The Foreign Ministers of Russia, Armenia and Azerbaijan will meet today to attempt a mediation of Armenian-Azerbaijani tensions.
Today’s meeting comes amid renewed border clashes in the Nagorno Karabakh region. Notably absent from the meeting is a representative from Turkey—a country that traditionally backs Azerbaijan in its conflicts with Armenia. The absence of Turkey may be an attempt by Russia to sway Azerbaijan towards its sphere of influence and away from Turkey. A closer Azerbaijan-Russian relationship could help Russia compensate for a reduced ability to act in the region due to its ongoing war with Ukraine. Russia’s strategy is likely an attempt to counter European and Turkish attempts to further isolate Russia by swaying traditionally pro-Russian Armenia.
Still, Putin’s strategy is unlikely to succeed. Azerbaijan and its Turkish allies are instead more likely to exploit Russia’s distraction and force Armenia into an unfavorable agreement or instigate clashes in Nagorno Karabakh. Following the 2020 Nagorno Karabakh conflict, Azerbaijan gained control over the majority of the disputed areas giving it the advantage in peace talks. While Russia maintains a peacekeeping force in the region which deters direct aggression, expect Azerbaijan to continue to test Armenian and Russian resolve through provocations.

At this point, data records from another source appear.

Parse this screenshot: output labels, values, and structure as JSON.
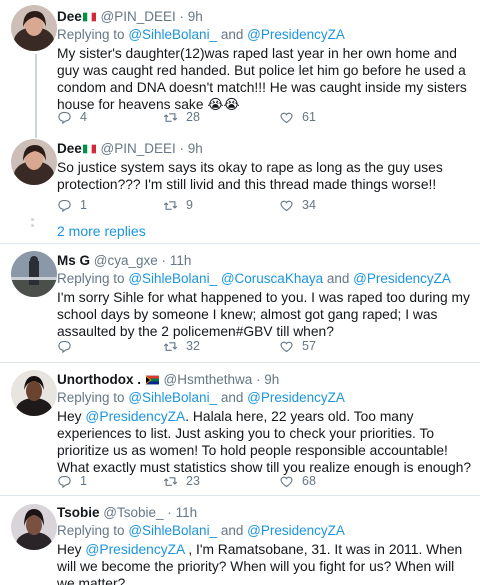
{
  "tweets": [
    {
      "name": "Dee",
      "handle": "@PIN_DEEI",
      "time": "9h",
      "flag": "italy-flag",
      "replying_prefix": "Replying to",
      "replying_mentions": [
        "@SihleBolani_",
        "@PresidencyZA"
      ],
      "replying_joiner": "and",
      "text": "My sister's daughter(12)was raped last year in her own home and guy was caught red handed. But police let him go before he used a condom and DNA doesn't match!!! He was caught inside my sisters house for heavens sake 😭😭",
      "replies": "4",
      "retweets": "28",
      "likes": "61"
    },
    {
      "name": "Dee",
      "handle": "@PIN_DEEI",
      "time": "9h",
      "flag": "italy-flag",
      "text": "So justice system says its okay to rape as long as the guy uses protection??? I'm still livid and this thread made things worse!!",
      "replies": "1",
      "retweets": "9",
      "likes": "34"
    },
    {
      "name": "Ms G",
      "handle": "@cya_gxe",
      "time": "11h",
      "replying_prefix": "Replying to",
      "replying_mentions": [
        "@SihleBolani_",
        "@CoruscaKhaya",
        "@PresidencyZA"
      ],
      "replying_joiner": "and",
      "text": "I'm sorry Sihle for what happened to you. I was raped too during my school days by someone I knew; almost got gang raped; I was assaulted by the 2 policemen#GBV till when?",
      "replies": "",
      "retweets": "32",
      "likes": "57"
    },
    {
      "name": "Unorthodox .",
      "handle": "@Hsmthethwa",
      "time": "9h",
      "flag": "south-africa-flag",
      "replying_prefix": "Replying to",
      "replying_mentions": [
        "@SihleBolani_",
        "@PresidencyZA"
      ],
      "replying_joiner": "and",
      "text_mention": "@PresidencyZA",
      "text_before": "Hey ",
      "text_after": ". Halala here, 22 years old. Too many experiences to list. Just asking you to check your priorities. To prioritize us as women! To hold people responsible accountable! What exactly must statistics show till you realize enough is enough?",
      "replies": "1",
      "retweets": "23",
      "likes": "68"
    },
    {
      "name": "Tsobie",
      "handle": "@Tsobie_",
      "time": "11h",
      "replying_prefix": "Replying to",
      "replying_mentions": [
        "@SihleBolani_",
        "@PresidencyZA"
      ],
      "replying_joiner": "and",
      "text_mention": "@PresidencyZA",
      "text_before": "Hey ",
      "text_after": " , I'm Ramatsobane, 31. It was in 2011. When will we become the priority? When will you fight for us? When will we matter?"
    }
  ],
  "more_replies_label": "2 more replies",
  "time_separator": "·",
  "colors": {
    "link": "#1b95e0",
    "secondary": "#657786",
    "divider": "#e1e8ed",
    "thread_line": "#ccd6dd"
  },
  "icons": [
    "reply-icon",
    "retweet-icon",
    "like-icon"
  ]
}
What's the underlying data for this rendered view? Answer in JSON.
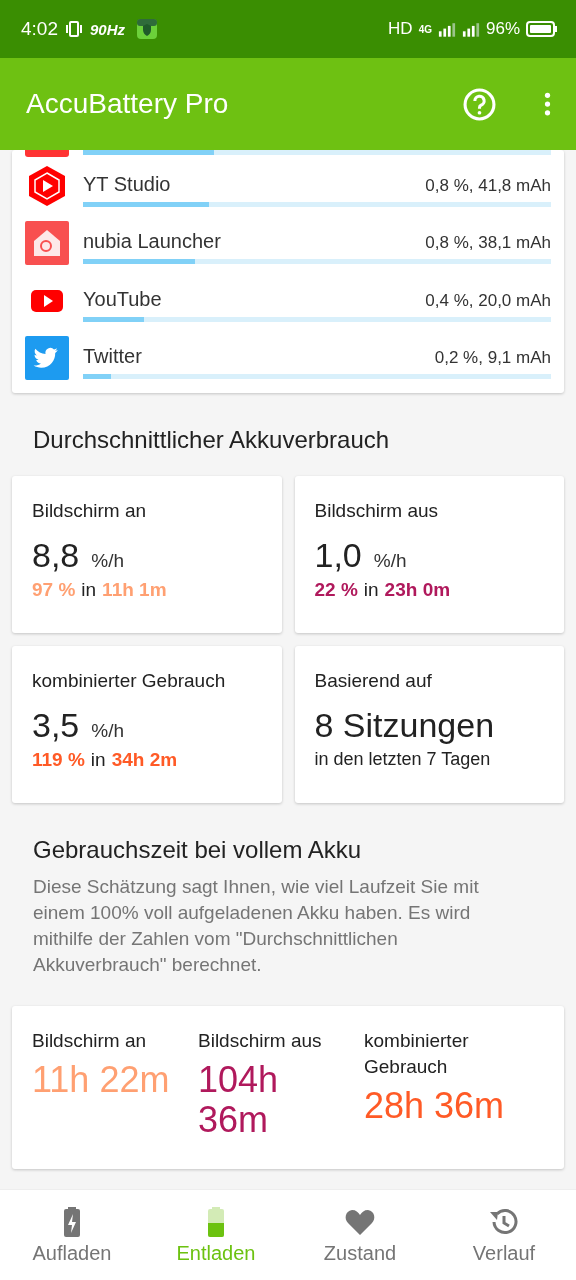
{
  "status_bar": {
    "time": "4:02",
    "refresh": "90Hz",
    "network": "HD",
    "mobile": "4G",
    "battery": "96%"
  },
  "app_bar": {
    "title": "AccuBattery Pro"
  },
  "apps": {
    "cut_row": {
      "level": 0.28
    },
    "rows": [
      {
        "name": "YT Studio",
        "usage": "0,8 %, 41,8 mAh",
        "level": 0.27
      },
      {
        "name": "nubia Launcher",
        "usage": "0,8 %, 38,1 mAh",
        "level": 0.24
      },
      {
        "name": "YouTube",
        "usage": "0,4 %, 20,0 mAh",
        "level": 0.13
      },
      {
        "name": "Twitter",
        "usage": "0,2 %, 9,1 mAh",
        "level": 0.06
      }
    ]
  },
  "average": {
    "title": "Durchschnittlicher Akkuverbrauch",
    "cards": [
      {
        "kind": "rate",
        "label": "Bildschirm an",
        "value": "8,8",
        "unit": "%/h",
        "percent": "97 %",
        "in": "in",
        "time": "11h 1m",
        "color": "#ffa072"
      },
      {
        "kind": "rate",
        "label": "Bildschirm aus",
        "value": "1,0",
        "unit": "%/h",
        "percent": "22 %",
        "in": "in",
        "time": "23h 0m",
        "color": "#b0195c"
      },
      {
        "kind": "rate",
        "label": "kombinierter Gebrauch",
        "value": "3,5",
        "unit": "%/h",
        "percent": "119 %",
        "in": "in",
        "time": "34h 2m",
        "color": "#ff5a26"
      },
      {
        "kind": "sessions",
        "label": "Basierend auf",
        "value": "8 Sitzungen",
        "note": "in den letzten 7 Tagen"
      }
    ]
  },
  "full_charge": {
    "title": "Gebrauchszeit bei vollem Akku",
    "description": "Diese Schätzung sagt Ihnen, wie viel Laufzeit Sie mit einem 100% voll aufgeladenen Akku haben. Es wird mithilfe der Zahlen vom \"Durchschnittlichen Akkuverbrauch\" berechnet.",
    "columns": [
      {
        "label": "Bildschirm an",
        "value": "11h 22m",
        "color": "#ffa072"
      },
      {
        "label": "Bildschirm aus",
        "value": "104h 36m",
        "color": "#b0195c"
      },
      {
        "label": "kombinierter Gebrauch",
        "value": "28h 36m",
        "color": "#ff5a26"
      }
    ]
  },
  "bottom_nav": [
    {
      "label": "Aufladen",
      "selected": false
    },
    {
      "label": "Entladen",
      "selected": true
    },
    {
      "label": "Zustand",
      "selected": false
    },
    {
      "label": "Verlauf",
      "selected": false
    }
  ]
}
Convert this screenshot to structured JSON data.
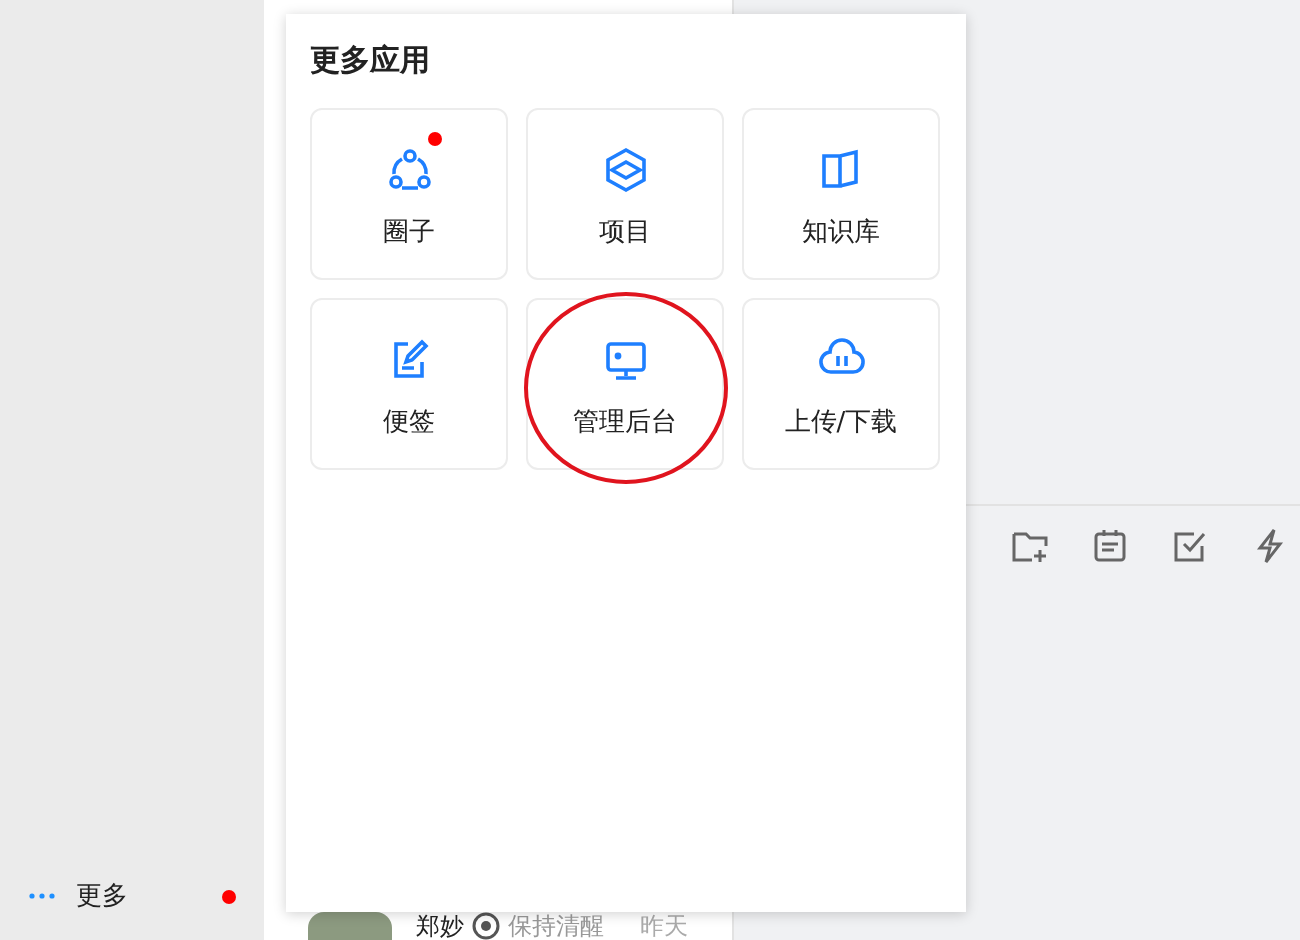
{
  "sidebar": {
    "more_item": {
      "label": "更多",
      "badge": true
    }
  },
  "conversation": {
    "name": "郑妙",
    "status": "保持清醒",
    "time": "昨天"
  },
  "popup": {
    "title": "更多应用",
    "apps": [
      {
        "kind": "circle",
        "label": "圈子",
        "badge": true,
        "circled": false
      },
      {
        "kind": "project",
        "label": "项目",
        "badge": false,
        "circled": false
      },
      {
        "kind": "knowledge",
        "label": "知识库",
        "badge": false,
        "circled": false
      },
      {
        "kind": "note",
        "label": "便签",
        "badge": false,
        "circled": false
      },
      {
        "kind": "admin",
        "label": "管理后台",
        "badge": false,
        "circled": true
      },
      {
        "kind": "transfer",
        "label": "上传/下载",
        "badge": false,
        "circled": false
      }
    ]
  }
}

Cian is a Research Analyst and contributes to both Analysis and the Daily Brief. He specializes in Australian and European geopolitics with a particular interest in the strategic autonomy of the EU.